Content starts

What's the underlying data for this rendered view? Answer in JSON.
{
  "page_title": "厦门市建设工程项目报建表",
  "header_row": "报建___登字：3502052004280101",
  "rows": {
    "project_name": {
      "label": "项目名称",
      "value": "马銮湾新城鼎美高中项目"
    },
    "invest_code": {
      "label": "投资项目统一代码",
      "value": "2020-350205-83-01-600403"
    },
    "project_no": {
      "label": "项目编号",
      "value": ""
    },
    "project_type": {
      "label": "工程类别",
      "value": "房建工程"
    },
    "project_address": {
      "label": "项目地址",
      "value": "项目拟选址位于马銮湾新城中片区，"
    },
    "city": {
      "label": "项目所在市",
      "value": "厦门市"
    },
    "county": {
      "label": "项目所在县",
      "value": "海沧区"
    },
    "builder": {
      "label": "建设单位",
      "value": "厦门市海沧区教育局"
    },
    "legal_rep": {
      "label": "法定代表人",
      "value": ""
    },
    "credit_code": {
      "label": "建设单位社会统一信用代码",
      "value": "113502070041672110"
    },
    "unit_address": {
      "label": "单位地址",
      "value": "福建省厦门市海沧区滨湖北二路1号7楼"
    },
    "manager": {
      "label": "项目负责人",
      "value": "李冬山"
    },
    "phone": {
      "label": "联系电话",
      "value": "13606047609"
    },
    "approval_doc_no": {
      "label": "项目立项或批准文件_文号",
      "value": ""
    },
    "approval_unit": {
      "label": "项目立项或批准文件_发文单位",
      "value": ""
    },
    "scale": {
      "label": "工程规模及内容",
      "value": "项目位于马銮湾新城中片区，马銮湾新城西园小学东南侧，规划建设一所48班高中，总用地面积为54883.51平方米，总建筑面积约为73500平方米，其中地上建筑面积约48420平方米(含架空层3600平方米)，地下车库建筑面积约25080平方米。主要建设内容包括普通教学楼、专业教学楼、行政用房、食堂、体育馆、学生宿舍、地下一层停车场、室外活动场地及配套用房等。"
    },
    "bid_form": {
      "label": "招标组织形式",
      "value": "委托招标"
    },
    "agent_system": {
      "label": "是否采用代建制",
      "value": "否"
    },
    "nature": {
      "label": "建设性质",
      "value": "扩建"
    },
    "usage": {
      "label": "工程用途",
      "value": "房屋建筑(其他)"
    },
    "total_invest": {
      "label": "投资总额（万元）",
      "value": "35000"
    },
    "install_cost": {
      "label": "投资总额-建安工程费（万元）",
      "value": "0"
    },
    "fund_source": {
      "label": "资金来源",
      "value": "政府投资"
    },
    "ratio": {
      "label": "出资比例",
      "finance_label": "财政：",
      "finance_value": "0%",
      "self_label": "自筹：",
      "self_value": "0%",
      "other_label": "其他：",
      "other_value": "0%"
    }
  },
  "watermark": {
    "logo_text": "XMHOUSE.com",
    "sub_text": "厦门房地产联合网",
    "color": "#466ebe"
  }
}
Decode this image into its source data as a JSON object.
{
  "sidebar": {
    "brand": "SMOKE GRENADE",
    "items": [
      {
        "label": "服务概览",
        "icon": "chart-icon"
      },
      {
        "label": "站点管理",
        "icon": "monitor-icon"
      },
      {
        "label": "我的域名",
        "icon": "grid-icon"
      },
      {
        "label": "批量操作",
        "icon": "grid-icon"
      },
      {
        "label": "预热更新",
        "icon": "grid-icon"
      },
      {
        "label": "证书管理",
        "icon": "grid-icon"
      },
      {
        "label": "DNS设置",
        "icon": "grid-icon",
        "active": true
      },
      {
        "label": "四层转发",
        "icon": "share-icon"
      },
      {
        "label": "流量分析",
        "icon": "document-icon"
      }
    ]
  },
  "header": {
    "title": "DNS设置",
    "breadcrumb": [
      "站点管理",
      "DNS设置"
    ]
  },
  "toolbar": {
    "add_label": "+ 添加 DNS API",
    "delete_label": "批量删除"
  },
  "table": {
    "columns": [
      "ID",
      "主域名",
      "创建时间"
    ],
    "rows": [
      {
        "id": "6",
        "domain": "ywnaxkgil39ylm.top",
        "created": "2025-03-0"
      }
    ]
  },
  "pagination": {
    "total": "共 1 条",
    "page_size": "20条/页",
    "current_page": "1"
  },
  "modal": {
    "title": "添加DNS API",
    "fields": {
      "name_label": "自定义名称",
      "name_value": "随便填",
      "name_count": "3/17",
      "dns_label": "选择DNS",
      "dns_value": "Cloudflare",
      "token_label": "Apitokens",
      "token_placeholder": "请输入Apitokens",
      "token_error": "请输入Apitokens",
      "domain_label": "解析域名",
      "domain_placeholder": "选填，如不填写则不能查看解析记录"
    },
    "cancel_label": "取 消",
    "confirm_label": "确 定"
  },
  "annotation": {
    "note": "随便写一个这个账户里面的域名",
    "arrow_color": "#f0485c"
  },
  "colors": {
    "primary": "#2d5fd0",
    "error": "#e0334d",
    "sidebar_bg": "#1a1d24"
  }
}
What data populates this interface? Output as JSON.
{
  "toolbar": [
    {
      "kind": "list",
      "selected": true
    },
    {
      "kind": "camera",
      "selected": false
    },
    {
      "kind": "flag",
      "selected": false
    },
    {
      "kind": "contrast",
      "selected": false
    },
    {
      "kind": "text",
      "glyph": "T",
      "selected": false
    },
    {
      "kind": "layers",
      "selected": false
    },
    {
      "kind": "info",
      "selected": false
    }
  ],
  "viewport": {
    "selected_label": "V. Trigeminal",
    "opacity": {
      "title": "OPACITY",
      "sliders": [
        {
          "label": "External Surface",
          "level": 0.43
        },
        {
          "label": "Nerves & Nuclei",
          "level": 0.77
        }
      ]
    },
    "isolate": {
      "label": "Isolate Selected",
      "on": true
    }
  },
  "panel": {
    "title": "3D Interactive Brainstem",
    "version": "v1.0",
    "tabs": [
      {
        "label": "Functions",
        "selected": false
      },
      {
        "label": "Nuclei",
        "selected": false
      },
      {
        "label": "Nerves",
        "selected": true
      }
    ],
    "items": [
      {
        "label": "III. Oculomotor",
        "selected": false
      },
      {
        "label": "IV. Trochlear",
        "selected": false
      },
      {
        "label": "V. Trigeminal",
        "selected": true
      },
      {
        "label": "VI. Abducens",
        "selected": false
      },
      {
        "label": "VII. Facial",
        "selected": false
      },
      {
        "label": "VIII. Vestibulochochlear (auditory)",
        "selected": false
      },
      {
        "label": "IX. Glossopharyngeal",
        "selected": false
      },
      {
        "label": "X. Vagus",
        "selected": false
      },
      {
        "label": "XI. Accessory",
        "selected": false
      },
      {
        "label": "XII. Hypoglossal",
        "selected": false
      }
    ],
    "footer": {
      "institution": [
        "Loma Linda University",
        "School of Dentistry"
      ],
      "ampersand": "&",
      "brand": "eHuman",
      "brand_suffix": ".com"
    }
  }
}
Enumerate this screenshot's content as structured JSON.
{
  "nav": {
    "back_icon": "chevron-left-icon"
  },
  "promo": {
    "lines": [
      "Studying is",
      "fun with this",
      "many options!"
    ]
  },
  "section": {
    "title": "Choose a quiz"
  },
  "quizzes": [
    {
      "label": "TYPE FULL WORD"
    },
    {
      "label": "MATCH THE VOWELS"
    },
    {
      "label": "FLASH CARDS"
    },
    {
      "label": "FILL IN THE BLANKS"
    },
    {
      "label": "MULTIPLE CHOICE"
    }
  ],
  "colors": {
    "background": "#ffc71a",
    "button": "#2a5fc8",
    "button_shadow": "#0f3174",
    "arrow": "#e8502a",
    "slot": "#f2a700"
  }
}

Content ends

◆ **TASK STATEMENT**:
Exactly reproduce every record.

◆ **SOLUTION FOR THIS EXERCISE**:
What's the underlying data for this rendered view? Answer in JSON.
{
  "page_title": "厦门市建设工程项目报建表",
  "header_row": "报建___登字：3502052004280101",
  "rows": {
    "project_name": {
      "label": "项目名称",
      "value": "马銮湾新城鼎美高中项目"
    },
    "invest_code": {
      "label": "投资项目统一代码",
      "value": "2020-350205-83-01-600403"
    },
    "project_no": {
      "label": "项目编号",
      "value": ""
    },
    "project_type": {
      "label": "工程类别",
      "value": "房建工程"
    },
    "project_address": {
      "label": "项目地址",
      "value": "项目拟选址位于马銮湾新城中片区，"
    },
    "city": {
      "label": "项目所在市",
      "value": "厦门市"
    },
    "county": {
      "label": "项目所在县",
      "value": "海沧区"
    },
    "builder": {
      "label": "建设单位",
      "value": "厦门市海沧区教育局"
    },
    "legal_rep": {
      "label": "法定代表人",
      "value": ""
    },
    "credit_code": {
      "label": "建设单位社会统一信用代码",
      "value": "113502070041672110"
    },
    "unit_address": {
      "label": "单位地址",
      "value": "福建省厦门市海沧区滨湖北二路1号7楼"
    },
    "manager": {
      "label": "项目负责人",
      "value": "李冬山"
    },
    "phone": {
      "label": "联系电话",
      "value": "13606047609"
    },
    "approval_doc_no": {
      "label": "项目立项或批准文件_文号",
      "value": ""
    },
    "approval_unit": {
      "label": "项目立项或批准文件_发文单位",
      "value": ""
    },
    "scale": {
      "label": "工程规模及内容",
      "value": "项目位于马銮湾新城中片区，马銮湾新城西园小学东南侧，规划建设一所48班高中，总用地面积为54883.51平方米，总建筑面积约为73500平方米，其中地上建筑面积约48420平方米(含架空层3600平方米)，地下车库建筑面积约25080平方米。主要建设内容包括普通教学楼、专业教学楼、行政用房、食堂、体育馆、学生宿舍、地下一层停车场、室外活动场地及配套用房等。"
    },
    "bid_form": {
      "label": "招标组织形式",
      "value": "委托招标"
    },
    "agent_system": {
      "label": "是否采用代建制",
      "value": "否"
    },
    "nature": {
      "label": "建设性质",
      "value": "扩建"
    },
    "usage": {
      "label": "工程用途",
      "value": "房屋建筑(其他)"
    },
    "total_invest": {
      "label": "投资总额（万元）",
      "value": "35000"
    },
    "install_cost": {
      "label": "投资总额-建安工程费（万元）",
      "value": "0"
    },
    "fund_source": {
      "label": "资金来源",
      "value": "政府投资"
    },
    "ratio": {
      "label": "出资比例",
      "finance_label": "财政：",
      "finance_value": "0%",
      "self_label": "自筹：",
      "self_value": "0%",
      "other_label": "其他：",
      "other_value": "0%"
    }
  },
  "watermark": {
    "logo_text": "XMHOUSE.com",
    "sub_text": "厦门房地产联合网",
    "color": "#466ebe"
  }
}
Decode this image into its source data as a JSON object.
{
  "sidebar": {
    "brand": "SMOKE GRENADE",
    "items": [
      {
        "label": "服务概览",
        "icon": "chart-icon"
      },
      {
        "label": "站点管理",
        "icon": "monitor-icon"
      },
      {
        "label": "我的域名",
        "icon": "grid-icon"
      },
      {
        "label": "批量操作",
        "icon": "grid-icon"
      },
      {
        "label": "预热更新",
        "icon": "grid-icon"
      },
      {
        "label": "证书管理",
        "icon": "grid-icon"
      },
      {
        "label": "DNS设置",
        "icon": "grid-icon",
        "active": true
      },
      {
        "label": "四层转发",
        "icon": "share-icon"
      },
      {
        "label": "流量分析",
        "icon": "document-icon"
      }
    ]
  },
  "header": {
    "title": "DNS设置",
    "breadcrumb": [
      "站点管理",
      "DNS设置"
    ]
  },
  "toolbar": {
    "add_label": "+ 添加 DNS API",
    "delete_label": "批量删除"
  },
  "table": {
    "columns": [
      "ID",
      "主域名",
      "创建时间"
    ],
    "rows": [
      {
        "id": "6",
        "domain": "ywnaxkgil39ylm.top",
        "created": "2025-03-0"
      }
    ]
  },
  "pagination": {
    "total": "共 1 条",
    "page_size": "20条/页",
    "current_page": "1"
  },
  "modal": {
    "title": "添加DNS API",
    "fields": {
      "name_label": "自定义名称",
      "name_value": "随便填",
      "name_count": "3/17",
      "dns_label": "选择DNS",
      "dns_value": "Cloudflare",
      "token_label": "Apitokens",
      "token_placeholder": "请输入Apitokens",
      "token_error": "请输入Apitokens",
      "domain_label": "解析域名",
      "domain_placeholder": "选填，如不填写则不能查看解析记录"
    },
    "cancel_label": "取 消",
    "confirm_label": "确 定"
  },
  "annotation": {
    "note": "随便写一个这个账户里面的域名",
    "arrow_color": "#f0485c"
  },
  "colors": {
    "primary": "#2d5fd0",
    "error": "#e0334d",
    "sidebar_bg": "#1a1d24"
  }
}
What data populates this interface? Output as JSON.
{
  "toolbar": [
    {
      "kind": "list",
      "selected": true
    },
    {
      "kind": "camera",
      "selected": false
    },
    {
      "kind": "flag",
      "selected": false
    },
    {
      "kind": "contrast",
      "selected": false
    },
    {
      "kind": "text",
      "glyph": "T",
      "selected": false
    },
    {
      "kind": "layers",
      "selected": false
    },
    {
      "kind": "info",
      "selected": false
    }
  ],
  "viewport": {
    "selected_label": "V. Trigeminal",
    "opacity": {
      "title": "OPACITY",
      "sliders": [
        {
          "label": "External Surface",
          "level": 0.43
        },
        {
          "label": "Nerves & Nuclei",
          "level": 0.77
        }
      ]
    },
    "isolate": {
      "label": "Isolate Selected",
      "on": true
    }
  },
  "panel": {
    "title": "3D Interactive Brainstem",
    "version": "v1.0",
    "tabs": [
      {
        "label": "Functions",
        "selected": false
      },
      {
        "label": "Nuclei",
        "selected": false
      },
      {
        "label": "Nerves",
        "selected": true
      }
    ],
    "items": [
      {
        "label": "III. Oculomotor",
        "selected": false
      },
      {
        "label": "IV. Trochlear",
        "selected": false
      },
      {
        "label": "V. Trigeminal",
        "selected": true
      },
      {
        "label": "VI. Abducens",
        "selected": false
      },
      {
        "label": "VII. Facial",
        "selected": false
      },
      {
        "label": "VIII. Vestibulochochlear (auditory)",
        "selected": false
      },
      {
        "label": "IX. Glossopharyngeal",
        "selected": false
      },
      {
        "label": "X. Vagus",
        "selected": false
      },
      {
        "label": "XI. Accessory",
        "selected": false
      },
      {
        "label": "XII. Hypoglossal",
        "selected": false
      }
    ],
    "footer": {
      "institution": [
        "Loma Linda University",
        "School of Dentistry"
      ],
      "ampersand": "&",
      "brand": "eHuman",
      "brand_suffix": ".com"
    }
  }
}
Enumerate this screenshot's content as structured JSON.
{
  "nav": {
    "back_icon": "chevron-left-icon"
  },
  "promo": {
    "lines": [
      "Studying is",
      "fun with this",
      "many options!"
    ]
  },
  "section": {
    "title": "Choose a quiz"
  },
  "quizzes": [
    {
      "label": "TYPE FULL WORD"
    },
    {
      "label": "MATCH THE VOWELS"
    },
    {
      "label": "FLASH CARDS"
    },
    {
      "label": "FILL IN THE BLANKS"
    },
    {
      "label": "MULTIPLE CHOICE"
    }
  ],
  "colors": {
    "background": "#ffc71a",
    "button": "#2a5fc8",
    "button_shadow": "#0f3174",
    "arrow": "#e8502a",
    "slot": "#f2a700"
  }
}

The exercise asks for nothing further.